### EXERCISE GOAL
All of the entries need to be set down exactly as they read.

Segment Start: SUPPLIED RECORDS

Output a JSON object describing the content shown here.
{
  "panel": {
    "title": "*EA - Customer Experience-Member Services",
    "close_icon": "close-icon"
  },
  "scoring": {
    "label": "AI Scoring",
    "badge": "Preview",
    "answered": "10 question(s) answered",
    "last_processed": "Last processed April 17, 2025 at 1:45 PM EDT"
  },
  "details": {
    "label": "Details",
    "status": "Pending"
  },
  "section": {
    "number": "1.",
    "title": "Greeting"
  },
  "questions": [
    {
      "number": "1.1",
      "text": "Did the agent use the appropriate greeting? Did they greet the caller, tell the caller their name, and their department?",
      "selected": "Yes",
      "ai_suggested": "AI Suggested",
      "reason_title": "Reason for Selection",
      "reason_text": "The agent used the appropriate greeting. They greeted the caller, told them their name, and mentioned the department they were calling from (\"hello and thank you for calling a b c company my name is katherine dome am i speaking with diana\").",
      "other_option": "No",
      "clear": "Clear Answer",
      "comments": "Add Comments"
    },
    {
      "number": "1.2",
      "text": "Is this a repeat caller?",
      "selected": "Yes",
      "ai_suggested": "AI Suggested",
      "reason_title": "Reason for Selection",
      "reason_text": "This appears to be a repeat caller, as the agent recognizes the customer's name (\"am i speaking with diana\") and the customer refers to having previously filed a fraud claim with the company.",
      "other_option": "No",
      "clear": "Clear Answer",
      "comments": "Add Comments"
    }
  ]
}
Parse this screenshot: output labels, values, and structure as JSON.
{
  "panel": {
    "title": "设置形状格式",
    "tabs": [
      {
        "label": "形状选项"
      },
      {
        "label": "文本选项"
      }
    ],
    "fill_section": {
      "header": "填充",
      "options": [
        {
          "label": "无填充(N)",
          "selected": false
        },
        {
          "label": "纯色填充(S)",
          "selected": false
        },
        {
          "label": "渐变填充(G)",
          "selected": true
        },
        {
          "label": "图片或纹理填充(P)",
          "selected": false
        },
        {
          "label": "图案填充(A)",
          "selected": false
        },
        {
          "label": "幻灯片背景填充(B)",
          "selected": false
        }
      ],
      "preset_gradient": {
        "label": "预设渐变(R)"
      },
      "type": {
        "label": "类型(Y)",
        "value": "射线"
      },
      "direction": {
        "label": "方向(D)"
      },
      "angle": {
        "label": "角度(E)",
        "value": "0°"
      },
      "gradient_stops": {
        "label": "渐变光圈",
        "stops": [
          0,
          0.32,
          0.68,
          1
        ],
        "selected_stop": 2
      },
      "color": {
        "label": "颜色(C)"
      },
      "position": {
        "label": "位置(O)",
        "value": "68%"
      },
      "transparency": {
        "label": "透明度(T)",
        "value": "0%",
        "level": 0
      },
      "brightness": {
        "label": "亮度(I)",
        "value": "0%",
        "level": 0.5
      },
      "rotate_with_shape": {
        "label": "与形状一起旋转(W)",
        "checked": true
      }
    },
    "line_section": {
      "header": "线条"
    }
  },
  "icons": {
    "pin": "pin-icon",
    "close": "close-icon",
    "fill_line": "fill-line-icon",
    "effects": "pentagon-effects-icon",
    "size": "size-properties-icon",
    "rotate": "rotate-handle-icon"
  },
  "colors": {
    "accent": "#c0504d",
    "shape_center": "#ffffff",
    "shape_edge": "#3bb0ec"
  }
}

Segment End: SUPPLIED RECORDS

### RESPONSE AREA
Output a JSON object describing the content shown here.
{
  "panel": {
    "title": "*EA - Customer Experience-Member Services",
    "close_icon": "close-icon"
  },
  "scoring": {
    "label": "AI Scoring",
    "badge": "Preview",
    "answered": "10 question(s) answered",
    "last_processed": "Last processed April 17, 2025 at 1:45 PM EDT"
  },
  "details": {
    "label": "Details",
    "status": "Pending"
  },
  "section": {
    "number": "1.",
    "title": "Greeting"
  },
  "questions": [
    {
      "number": "1.1",
      "text": "Did the agent use the appropriate greeting? Did they greet the caller, tell the caller their name, and their department?",
      "selected": "Yes",
      "ai_suggested": "AI Suggested",
      "reason_title": "Reason for Selection",
      "reason_text": "The agent used the appropriate greeting. They greeted the caller, told them their name, and mentioned the department they were calling from (\"hello and thank you for calling a b c company my name is katherine dome am i speaking with diana\").",
      "other_option": "No",
      "clear": "Clear Answer",
      "comments": "Add Comments"
    },
    {
      "number": "1.2",
      "text": "Is this a repeat caller?",
      "selected": "Yes",
      "ai_suggested": "AI Suggested",
      "reason_title": "Reason for Selection",
      "reason_text": "This appears to be a repeat caller, as the agent recognizes the customer's name (\"am i speaking with diana\") and the customer refers to having previously filed a fraud claim with the company.",
      "other_option": "No",
      "clear": "Clear Answer",
      "comments": "Add Comments"
    }
  ]
}
Parse this screenshot: output labels, values, and structure as JSON.
{
  "panel": {
    "title": "设置形状格式",
    "tabs": [
      {
        "label": "形状选项"
      },
      {
        "label": "文本选项"
      }
    ],
    "fill_section": {
      "header": "填充",
      "options": [
        {
          "label": "无填充(N)",
          "selected": false
        },
        {
          "label": "纯色填充(S)",
          "selected": false
        },
        {
          "label": "渐变填充(G)",
          "selected": true
        },
        {
          "label": "图片或纹理填充(P)",
          "selected": false
        },
        {
          "label": "图案填充(A)",
          "selected": false
        },
        {
          "label": "幻灯片背景填充(B)",
          "selected": false
        }
      ],
      "preset_gradient": {
        "label": "预设渐变(R)"
      },
      "type": {
        "label": "类型(Y)",
        "value": "射线"
      },
      "direction": {
        "label": "方向(D)"
      },
      "angle": {
        "label": "角度(E)",
        "value": "0°"
      },
      "gradient_stops": {
        "label": "渐变光圈",
        "stops": [
          0,
          0.32,
          0.68,
          1
        ],
        "selected_stop": 2
      },
      "color": {
        "label": "颜色(C)"
      },
      "position": {
        "label": "位置(O)",
        "value": "68%"
      },
      "transparency": {
        "label": "透明度(T)",
        "value": "0%",
        "level": 0
      },
      "brightness": {
        "label": "亮度(I)",
        "value": "0%",
        "level": 0.5
      },
      "rotate_with_shape": {
        "label": "与形状一起旋转(W)",
        "checked": true
      }
    },
    "line_section": {
      "header": "线条"
    }
  },
  "icons": {
    "pin": "pin-icon",
    "close": "close-icon",
    "fill_line": "fill-line-icon",
    "effects": "pentagon-effects-icon",
    "size": "size-properties-icon",
    "rotate": "rotate-handle-icon"
  },
  "colors": {
    "accent": "#c0504d",
    "shape_center": "#ffffff",
    "shape_edge": "#3bb0ec"
  }
}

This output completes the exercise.